+++ Data to examine +++
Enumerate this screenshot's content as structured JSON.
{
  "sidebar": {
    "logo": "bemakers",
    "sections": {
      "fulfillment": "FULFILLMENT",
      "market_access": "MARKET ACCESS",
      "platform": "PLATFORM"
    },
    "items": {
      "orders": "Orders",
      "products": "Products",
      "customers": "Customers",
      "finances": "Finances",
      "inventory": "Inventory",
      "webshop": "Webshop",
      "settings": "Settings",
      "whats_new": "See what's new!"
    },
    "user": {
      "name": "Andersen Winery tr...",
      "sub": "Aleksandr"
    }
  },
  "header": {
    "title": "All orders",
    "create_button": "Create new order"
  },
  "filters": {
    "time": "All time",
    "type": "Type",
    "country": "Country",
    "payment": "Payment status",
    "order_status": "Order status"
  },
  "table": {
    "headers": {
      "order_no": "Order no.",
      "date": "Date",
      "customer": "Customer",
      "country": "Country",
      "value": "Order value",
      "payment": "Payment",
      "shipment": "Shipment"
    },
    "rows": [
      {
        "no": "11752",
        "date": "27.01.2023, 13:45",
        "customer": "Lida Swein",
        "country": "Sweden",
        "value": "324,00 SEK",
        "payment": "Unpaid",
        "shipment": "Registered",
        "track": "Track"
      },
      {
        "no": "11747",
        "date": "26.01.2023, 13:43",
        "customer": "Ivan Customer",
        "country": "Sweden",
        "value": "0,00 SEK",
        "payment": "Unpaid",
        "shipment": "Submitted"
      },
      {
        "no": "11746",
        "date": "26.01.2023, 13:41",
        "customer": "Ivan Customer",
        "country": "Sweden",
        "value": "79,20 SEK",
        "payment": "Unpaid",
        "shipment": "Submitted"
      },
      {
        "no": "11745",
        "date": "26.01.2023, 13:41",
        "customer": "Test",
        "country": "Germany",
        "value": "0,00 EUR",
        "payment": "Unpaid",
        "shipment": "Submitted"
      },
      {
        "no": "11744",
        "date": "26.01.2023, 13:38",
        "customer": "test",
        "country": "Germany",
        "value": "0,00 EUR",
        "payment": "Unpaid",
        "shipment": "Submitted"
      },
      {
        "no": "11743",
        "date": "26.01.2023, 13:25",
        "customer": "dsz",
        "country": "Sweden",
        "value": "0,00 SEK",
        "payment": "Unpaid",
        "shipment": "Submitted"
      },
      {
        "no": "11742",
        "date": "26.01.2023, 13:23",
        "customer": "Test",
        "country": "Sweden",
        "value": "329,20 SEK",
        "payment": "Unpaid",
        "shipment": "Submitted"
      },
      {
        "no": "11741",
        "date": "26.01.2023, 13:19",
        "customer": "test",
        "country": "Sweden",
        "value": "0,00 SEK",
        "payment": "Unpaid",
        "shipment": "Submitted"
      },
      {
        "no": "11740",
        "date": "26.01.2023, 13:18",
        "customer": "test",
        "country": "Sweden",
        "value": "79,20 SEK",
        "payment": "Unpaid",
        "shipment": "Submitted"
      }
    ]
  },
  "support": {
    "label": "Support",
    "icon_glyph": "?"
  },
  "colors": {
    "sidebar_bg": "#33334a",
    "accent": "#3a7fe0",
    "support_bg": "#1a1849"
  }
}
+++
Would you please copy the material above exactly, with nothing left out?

## [Response]
Enumerate this screenshot's content as structured JSON.
{
  "sidebar": {
    "logo": "bemakers",
    "sections": {
      "fulfillment": "FULFILLMENT",
      "market_access": "MARKET ACCESS",
      "platform": "PLATFORM"
    },
    "items": {
      "orders": "Orders",
      "products": "Products",
      "customers": "Customers",
      "finances": "Finances",
      "inventory": "Inventory",
      "webshop": "Webshop",
      "settings": "Settings",
      "whats_new": "See what's new!"
    },
    "user": {
      "name": "Andersen Winery tr...",
      "sub": "Aleksandr"
    }
  },
  "header": {
    "title": "All orders",
    "create_button": "Create new order"
  },
  "filters": {
    "time": "All time",
    "type": "Type",
    "country": "Country",
    "payment": "Payment status",
    "order_status": "Order status"
  },
  "table": {
    "headers": {
      "order_no": "Order no.",
      "date": "Date",
      "customer": "Customer",
      "country": "Country",
      "value": "Order value",
      "payment": "Payment",
      "shipment": "Shipment"
    },
    "rows": [
      {
        "no": "11752",
        "date": "27.01.2023, 13:45",
        "customer": "Lida Swein",
        "country": "Sweden",
        "value": "324,00 SEK",
        "payment": "Unpaid",
        "shipment": "Registered",
        "track": "Track"
      },
      {
        "no": "11747",
        "date": "26.01.2023, 13:43",
        "customer": "Ivan Customer",
        "country": "Sweden",
        "value": "0,00 SEK",
        "payment": "Unpaid",
        "shipment": "Submitted"
      },
      {
        "no": "11746",
        "date": "26.01.2023, 13:41",
        "customer": "Ivan Customer",
        "country": "Sweden",
        "value": "79,20 SEK",
        "payment": "Unpaid",
        "shipment": "Submitted"
      },
      {
        "no": "11745",
        "date": "26.01.2023, 13:41",
        "customer": "Test",
        "country": "Germany",
        "value": "0,00 EUR",
        "payment": "Unpaid",
        "shipment": "Submitted"
      },
      {
        "no": "11744",
        "date": "26.01.2023, 13:38",
        "customer": "test",
        "country": "Germany",
        "value": "0,00 EUR",
        "payment": "Unpaid",
        "shipment": "Submitted"
      },
      {
        "no": "11743",
        "date": "26.01.2023, 13:25",
        "customer": "dsz",
        "country": "Sweden",
        "value": "0,00 SEK",
        "payment": "Unpaid",
        "shipment": "Submitted"
      },
      {
        "no": "11742",
        "date": "26.01.2023, 13:23",
        "customer": "Test",
        "country": "Sweden",
        "value": "329,20 SEK",
        "payment": "Unpaid",
        "shipment": "Submitted"
      },
      {
        "no": "11741",
        "date": "26.01.2023, 13:19",
        "customer": "test",
        "country": "Sweden",
        "value": "0,00 SEK",
        "payment": "Unpaid",
        "shipment": "Submitted"
      },
      {
        "no": "11740",
        "date": "26.01.2023, 13:18",
        "customer": "test",
        "country": "Sweden",
        "value": "79,20 SEK",
        "payment": "Unpaid",
        "shipment": "Submitted"
      }
    ]
  },
  "support": {
    "label": "Support",
    "icon_glyph": "?"
  },
  "colors": {
    "sidebar_bg": "#33334a",
    "accent": "#3a7fe0",
    "support_bg": "#1a1849"
  }
}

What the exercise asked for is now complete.